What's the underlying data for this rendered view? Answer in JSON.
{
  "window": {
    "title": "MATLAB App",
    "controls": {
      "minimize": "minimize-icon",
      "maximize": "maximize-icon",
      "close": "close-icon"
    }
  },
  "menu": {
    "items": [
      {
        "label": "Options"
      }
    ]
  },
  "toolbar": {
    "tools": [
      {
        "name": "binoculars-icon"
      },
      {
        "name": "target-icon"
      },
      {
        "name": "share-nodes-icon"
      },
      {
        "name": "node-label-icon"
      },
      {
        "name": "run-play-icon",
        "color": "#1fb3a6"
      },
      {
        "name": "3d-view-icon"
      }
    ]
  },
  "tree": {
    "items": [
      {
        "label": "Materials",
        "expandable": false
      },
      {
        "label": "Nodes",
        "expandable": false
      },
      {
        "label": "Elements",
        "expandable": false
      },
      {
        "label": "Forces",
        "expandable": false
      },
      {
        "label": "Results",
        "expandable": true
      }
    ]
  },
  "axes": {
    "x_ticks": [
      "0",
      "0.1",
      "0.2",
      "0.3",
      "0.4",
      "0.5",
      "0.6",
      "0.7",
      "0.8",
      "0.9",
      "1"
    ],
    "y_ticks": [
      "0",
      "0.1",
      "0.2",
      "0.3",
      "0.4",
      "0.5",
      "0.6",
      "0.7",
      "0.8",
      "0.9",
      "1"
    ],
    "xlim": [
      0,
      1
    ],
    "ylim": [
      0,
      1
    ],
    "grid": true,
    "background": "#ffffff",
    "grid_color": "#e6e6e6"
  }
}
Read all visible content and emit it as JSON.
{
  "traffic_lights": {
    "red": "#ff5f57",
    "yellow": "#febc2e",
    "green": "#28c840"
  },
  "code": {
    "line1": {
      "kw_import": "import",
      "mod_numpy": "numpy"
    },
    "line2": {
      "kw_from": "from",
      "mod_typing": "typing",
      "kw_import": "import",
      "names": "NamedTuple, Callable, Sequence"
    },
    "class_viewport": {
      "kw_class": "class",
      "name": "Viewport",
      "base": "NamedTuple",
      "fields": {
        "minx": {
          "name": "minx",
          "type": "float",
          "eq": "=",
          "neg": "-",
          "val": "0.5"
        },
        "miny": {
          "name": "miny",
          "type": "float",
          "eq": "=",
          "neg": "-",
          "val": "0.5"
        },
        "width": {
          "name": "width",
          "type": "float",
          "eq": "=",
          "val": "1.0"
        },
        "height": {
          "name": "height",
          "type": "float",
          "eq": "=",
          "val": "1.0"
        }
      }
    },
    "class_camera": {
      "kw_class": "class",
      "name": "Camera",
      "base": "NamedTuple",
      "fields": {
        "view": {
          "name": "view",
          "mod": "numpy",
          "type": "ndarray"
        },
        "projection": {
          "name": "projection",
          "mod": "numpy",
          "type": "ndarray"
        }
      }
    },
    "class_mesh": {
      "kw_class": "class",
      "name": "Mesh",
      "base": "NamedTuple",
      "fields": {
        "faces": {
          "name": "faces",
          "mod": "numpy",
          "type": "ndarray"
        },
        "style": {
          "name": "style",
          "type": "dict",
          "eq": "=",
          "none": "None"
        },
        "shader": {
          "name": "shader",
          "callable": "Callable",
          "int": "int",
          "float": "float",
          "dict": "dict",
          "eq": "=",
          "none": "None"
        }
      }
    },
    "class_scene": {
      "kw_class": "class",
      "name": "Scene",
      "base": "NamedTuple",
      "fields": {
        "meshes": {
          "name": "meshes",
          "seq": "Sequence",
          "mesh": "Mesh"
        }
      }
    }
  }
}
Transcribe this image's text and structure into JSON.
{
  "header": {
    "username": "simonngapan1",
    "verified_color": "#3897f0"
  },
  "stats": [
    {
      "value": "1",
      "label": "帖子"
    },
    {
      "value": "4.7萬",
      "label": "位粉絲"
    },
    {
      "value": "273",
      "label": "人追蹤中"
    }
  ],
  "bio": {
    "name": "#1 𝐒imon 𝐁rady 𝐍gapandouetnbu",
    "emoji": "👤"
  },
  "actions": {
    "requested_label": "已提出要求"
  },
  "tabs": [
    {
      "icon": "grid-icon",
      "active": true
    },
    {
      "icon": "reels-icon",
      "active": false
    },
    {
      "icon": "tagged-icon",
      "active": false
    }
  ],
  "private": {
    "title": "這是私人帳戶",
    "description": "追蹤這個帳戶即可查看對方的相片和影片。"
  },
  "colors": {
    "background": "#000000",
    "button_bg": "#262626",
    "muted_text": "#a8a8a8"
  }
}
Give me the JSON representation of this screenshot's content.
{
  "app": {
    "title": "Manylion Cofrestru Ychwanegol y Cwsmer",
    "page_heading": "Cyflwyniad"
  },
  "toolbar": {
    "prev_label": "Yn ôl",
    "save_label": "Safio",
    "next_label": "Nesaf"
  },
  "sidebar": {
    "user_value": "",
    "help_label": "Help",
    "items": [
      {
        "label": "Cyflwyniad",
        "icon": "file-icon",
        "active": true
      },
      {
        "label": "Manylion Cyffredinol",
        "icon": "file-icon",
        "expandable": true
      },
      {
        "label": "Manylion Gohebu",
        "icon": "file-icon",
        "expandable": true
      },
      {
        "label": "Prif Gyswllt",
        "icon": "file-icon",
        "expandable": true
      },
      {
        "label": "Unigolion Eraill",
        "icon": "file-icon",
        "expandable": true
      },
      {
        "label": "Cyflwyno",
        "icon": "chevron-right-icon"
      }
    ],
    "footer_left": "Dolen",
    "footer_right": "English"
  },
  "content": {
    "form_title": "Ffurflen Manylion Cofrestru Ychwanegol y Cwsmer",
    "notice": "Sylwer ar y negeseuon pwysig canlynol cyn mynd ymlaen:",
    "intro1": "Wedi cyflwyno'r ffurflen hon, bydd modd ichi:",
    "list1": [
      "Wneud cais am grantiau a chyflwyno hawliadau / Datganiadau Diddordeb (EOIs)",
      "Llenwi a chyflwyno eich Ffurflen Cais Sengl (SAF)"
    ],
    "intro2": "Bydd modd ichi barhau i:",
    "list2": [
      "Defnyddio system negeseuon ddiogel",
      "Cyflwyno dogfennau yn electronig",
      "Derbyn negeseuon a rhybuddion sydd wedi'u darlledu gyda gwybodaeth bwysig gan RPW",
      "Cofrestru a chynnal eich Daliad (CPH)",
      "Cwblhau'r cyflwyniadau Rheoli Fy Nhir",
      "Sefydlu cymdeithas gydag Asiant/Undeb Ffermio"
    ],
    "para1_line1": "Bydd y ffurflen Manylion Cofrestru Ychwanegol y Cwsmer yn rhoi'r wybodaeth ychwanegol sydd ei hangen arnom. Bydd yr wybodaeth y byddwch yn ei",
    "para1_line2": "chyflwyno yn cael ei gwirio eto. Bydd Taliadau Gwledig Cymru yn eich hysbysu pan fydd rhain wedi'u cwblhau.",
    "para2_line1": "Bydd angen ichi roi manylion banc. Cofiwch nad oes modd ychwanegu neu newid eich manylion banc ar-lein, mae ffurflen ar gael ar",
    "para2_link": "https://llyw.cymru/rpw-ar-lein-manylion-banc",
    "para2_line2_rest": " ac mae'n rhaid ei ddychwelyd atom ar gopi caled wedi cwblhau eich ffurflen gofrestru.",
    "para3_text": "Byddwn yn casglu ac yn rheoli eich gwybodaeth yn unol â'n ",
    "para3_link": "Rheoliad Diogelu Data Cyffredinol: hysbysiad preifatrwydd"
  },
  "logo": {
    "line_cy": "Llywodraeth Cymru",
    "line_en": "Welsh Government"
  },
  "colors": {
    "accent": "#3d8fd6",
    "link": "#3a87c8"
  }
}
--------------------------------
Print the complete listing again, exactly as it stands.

- _Exercise output_
What's the underlying data for this rendered view? Answer in JSON.
{
  "window": {
    "title": "MATLAB App",
    "controls": {
      "minimize": "minimize-icon",
      "maximize": "maximize-icon",
      "close": "close-icon"
    }
  },
  "menu": {
    "items": [
      {
        "label": "Options"
      }
    ]
  },
  "toolbar": {
    "tools": [
      {
        "name": "binoculars-icon"
      },
      {
        "name": "target-icon"
      },
      {
        "name": "share-nodes-icon"
      },
      {
        "name": "node-label-icon"
      },
      {
        "name": "run-play-icon",
        "color": "#1fb3a6"
      },
      {
        "name": "3d-view-icon"
      }
    ]
  },
  "tree": {
    "items": [
      {
        "label": "Materials",
        "expandable": false
      },
      {
        "label": "Nodes",
        "expandable": false
      },
      {
        "label": "Elements",
        "expandable": false
      },
      {
        "label": "Forces",
        "expandable": false
      },
      {
        "label": "Results",
        "expandable": true
      }
    ]
  },
  "axes": {
    "x_ticks": [
      "0",
      "0.1",
      "0.2",
      "0.3",
      "0.4",
      "0.5",
      "0.6",
      "0.7",
      "0.8",
      "0.9",
      "1"
    ],
    "y_ticks": [
      "0",
      "0.1",
      "0.2",
      "0.3",
      "0.4",
      "0.5",
      "0.6",
      "0.7",
      "0.8",
      "0.9",
      "1"
    ],
    "xlim": [
      0,
      1
    ],
    "ylim": [
      0,
      1
    ],
    "grid": true,
    "background": "#ffffff",
    "grid_color": "#e6e6e6"
  }
}
Read all visible content and emit it as JSON.
{
  "traffic_lights": {
    "red": "#ff5f57",
    "yellow": "#febc2e",
    "green": "#28c840"
  },
  "code": {
    "line1": {
      "kw_import": "import",
      "mod_numpy": "numpy"
    },
    "line2": {
      "kw_from": "from",
      "mod_typing": "typing",
      "kw_import": "import",
      "names": "NamedTuple, Callable, Sequence"
    },
    "class_viewport": {
      "kw_class": "class",
      "name": "Viewport",
      "base": "NamedTuple",
      "fields": {
        "minx": {
          "name": "minx",
          "type": "float",
          "eq": "=",
          "neg": "-",
          "val": "0.5"
        },
        "miny": {
          "name": "miny",
          "type": "float",
          "eq": "=",
          "neg": "-",
          "val": "0.5"
        },
        "width": {
          "name": "width",
          "type": "float",
          "eq": "=",
          "val": "1.0"
        },
        "height": {
          "name": "height",
          "type": "float",
          "eq": "=",
          "val": "1.0"
        }
      }
    },
    "class_camera": {
      "kw_class": "class",
      "name": "Camera",
      "base": "NamedTuple",
      "fields": {
        "view": {
          "name": "view",
          "mod": "numpy",
          "type": "ndarray"
        },
        "projection": {
          "name": "projection",
          "mod": "numpy",
          "type": "ndarray"
        }
      }
    },
    "class_mesh": {
      "kw_class": "class",
      "name": "Mesh",
      "base": "NamedTuple",
      "fields": {
        "faces": {
          "name": "faces",
          "mod": "numpy",
          "type": "ndarray"
        },
        "style": {
          "name": "style",
          "type": "dict",
          "eq": "=",
          "none": "None"
        },
        "shader": {
          "name": "shader",
          "callable": "Callable",
          "int": "int",
          "float": "float",
          "dict": "dict",
          "eq": "=",
          "none": "None"
        }
      }
    },
    "class_scene": {
      "kw_class": "class",
      "name": "Scene",
      "base": "NamedTuple",
      "fields": {
        "meshes": {
          "name": "meshes",
          "seq": "Sequence",
          "mesh": "Mesh"
        }
      }
    }
  }
}
Transcribe this image's text and structure into JSON.
{
  "header": {
    "username": "simonngapan1",
    "verified_color": "#3897f0"
  },
  "stats": [
    {
      "value": "1",
      "label": "帖子"
    },
    {
      "value": "4.7萬",
      "label": "位粉絲"
    },
    {
      "value": "273",
      "label": "人追蹤中"
    }
  ],
  "bio": {
    "name": "#1 𝐒imon 𝐁rady 𝐍gapandouetnbu",
    "emoji": "👤"
  },
  "actions": {
    "requested_label": "已提出要求"
  },
  "tabs": [
    {
      "icon": "grid-icon",
      "active": true
    },
    {
      "icon": "reels-icon",
      "active": false
    },
    {
      "icon": "tagged-icon",
      "active": false
    }
  ],
  "private": {
    "title": "這是私人帳戶",
    "description": "追蹤這個帳戶即可查看對方的相片和影片。"
  },
  "colors": {
    "background": "#000000",
    "button_bg": "#262626",
    "muted_text": "#a8a8a8"
  }
}
Give me the JSON representation of this screenshot's content.
{
  "app": {
    "title": "Manylion Cofrestru Ychwanegol y Cwsmer",
    "page_heading": "Cyflwyniad"
  },
  "toolbar": {
    "prev_label": "Yn ôl",
    "save_label": "Safio",
    "next_label": "Nesaf"
  },
  "sidebar": {
    "user_value": "",
    "help_label": "Help",
    "items": [
      {
        "label": "Cyflwyniad",
        "icon": "file-icon",
        "active": true
      },
      {
        "label": "Manylion Cyffredinol",
        "icon": "file-icon",
        "expandable": true
      },
      {
        "label": "Manylion Gohebu",
        "icon": "file-icon",
        "expandable": true
      },
      {
        "label": "Prif Gyswllt",
        "icon": "file-icon",
        "expandable": true
      },
      {
        "label": "Unigolion Eraill",
        "icon": "file-icon",
        "expandable": true
      },
      {
        "label": "Cyflwyno",
        "icon": "chevron-right-icon"
      }
    ],
    "footer_left": "Dolen",
    "footer_right": "English"
  },
  "content": {
    "form_title": "Ffurflen Manylion Cofrestru Ychwanegol y Cwsmer",
    "notice": "Sylwer ar y negeseuon pwysig canlynol cyn mynd ymlaen:",
    "intro1": "Wedi cyflwyno'r ffurflen hon, bydd modd ichi:",
    "list1": [
      "Wneud cais am grantiau a chyflwyno hawliadau / Datganiadau Diddordeb (EOIs)",
      "Llenwi a chyflwyno eich Ffurflen Cais Sengl (SAF)"
    ],
    "intro2": "Bydd modd ichi barhau i:",
    "list2": [
      "Defnyddio system negeseuon ddiogel",
      "Cyflwyno dogfennau yn electronig",
      "Derbyn negeseuon a rhybuddion sydd wedi'u darlledu gyda gwybodaeth bwysig gan RPW",
      "Cofrestru a chynnal eich Daliad (CPH)",
      "Cwblhau'r cyflwyniadau Rheoli Fy Nhir",
      "Sefydlu cymdeithas gydag Asiant/Undeb Ffermio"
    ],
    "para1_line1": "Bydd y ffurflen Manylion Cofrestru Ychwanegol y Cwsmer yn rhoi'r wybodaeth ychwanegol sydd ei hangen arnom. Bydd yr wybodaeth y byddwch yn ei",
    "para1_line2": "chyflwyno yn cael ei gwirio eto. Bydd Taliadau Gwledig Cymru yn eich hysbysu pan fydd rhain wedi'u cwblhau.",
    "para2_line1": "Bydd angen ichi roi manylion banc. Cofiwch nad oes modd ychwanegu neu newid eich manylion banc ar-lein, mae ffurflen ar gael ar",
    "para2_link": "https://llyw.cymru/rpw-ar-lein-manylion-banc",
    "para2_line2_rest": " ac mae'n rhaid ei ddychwelyd atom ar gopi caled wedi cwblhau eich ffurflen gofrestru.",
    "para3_text": "Byddwn yn casglu ac yn rheoli eich gwybodaeth yn unol â'n ",
    "para3_link": "Rheoliad Diogelu Data Cyffredinol: hysbysiad preifatrwydd"
  },
  "logo": {
    "line_cy": "Llywodraeth Cymru",
    "line_en": "Welsh Government"
  },
  "colors": {
    "accent": "#3d8fd6",
    "link": "#3a87c8"
  }
}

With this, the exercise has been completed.